Filed under: Deployment, DMAIC, FMEA, Six Sigma
Posted by: meikah | 3 March 2010 | 8:25 pm
Last year, I shared with you DHL‘s DMAIC initiative and how the company is successfully satisfying customers because of it.
In another article, DHL’s Six Sigma Mandate is described by Jonathon Oâ€™Leary, head of First Choice Program in the Asia Pacific as follows:
The First Choice approach comes via the Six Sigma DMAIC (Define, Measure, Analyse, Improve, Control) methodology and the Lean process. While DMAIC arrived at DHL from technology companies such as GE and Motorola, Lean has its origins in manufacturing.
â€œWe started off with support from external consultants and a lot of these external consultants came from GE and Motorola, so itâ€™s kind of the link we have with them,â€ Oâ€™Leary says. â€œThere are also some key people within our organisation that we have from GE and Motorola as well.â€
Motorola is also one of the customers who have responded to DHLâ€™s customer satisfaction survey.
â€œWeâ€™re very open about the initiatives weâ€™re working on,â€ Oâ€™Leary says. â€œIf they say â€˜weâ€™ve got a documentation accuracy issueâ€™, say from Shanghai to Brazil, weâ€™ll work on initiatives and weâ€™ll share them with all our documentation because theyâ€™re on the same mindset. Theyâ€™re thinking along the same process lines.â€Â
Posted by: meikah | 1 March 2010 | 7:42 pm
Itâ€™s time again for some link-loving and see what other blogs are saying about Six Sigma, Lean, Lean Six Sigma and other quality improvement processes.
Global News has a good discussion on why Six Sigma will outlast Total Quality Management. “Six Sigma is a robust continuous improvement strategy and process that includes cultural methodologies such as Total Quality Management (TQM), process control strategies such as Statistical Process Control (SPC) and other important statistical tools.”
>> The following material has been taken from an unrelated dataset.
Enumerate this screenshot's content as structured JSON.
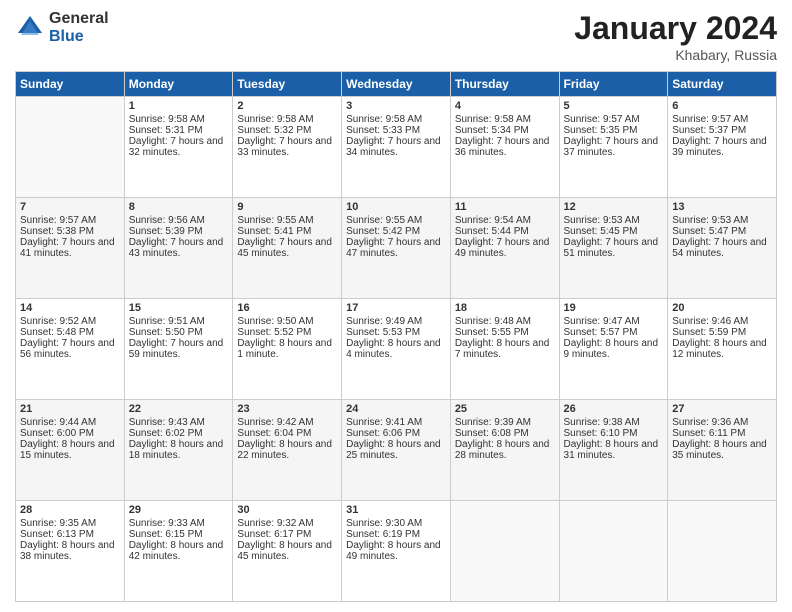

Lean Six Sigma blog shares some design considerations for your training deployment. “Is your current training designed for adult learning?”
Filed under: DMAIC, Lean Six Sigma, Six Sigma
Posted by: meikah | 24 November 2009 | 10:32 pm
DHL launches a strategy (as its CEO wants to call it a mindset instead of a program) called First Choice to better serve its customers. The goal of First Choice is to build a culture of excellence and constant improvement. First Choice aims to empower each employee across levels of the organization.
By going through DMAIC.
With First Choice, the employees themselves would be carrying out these processes in their respective divisions. DHL is effectively passing on a huge responsibility to its employees, allowing them to come up with their own initiatives and implement these as wellâ€”a move few companies may risk to take.
Started in 2007, the First Choice methodology was initially tested and improved in eight pilot projects.
Since the test phase was concluded, 225 group unitsâ€”representing more than 80 percent of the companyâ€™s consolidated revenuesâ€”have been implementing the First Choice program. Over 3,000 initiatives have already been carried out and 6,200 workshops, conducted.
In the Philippines, DHL cited a specific case where the First Choice team was able to devise an innovative buddy system, slashing invoice turnaround time from 3.7 days to only one day.
According to DHL, invoicing must be a straightforward process, but this has not been the case for DHL Global Forwarding Philippines.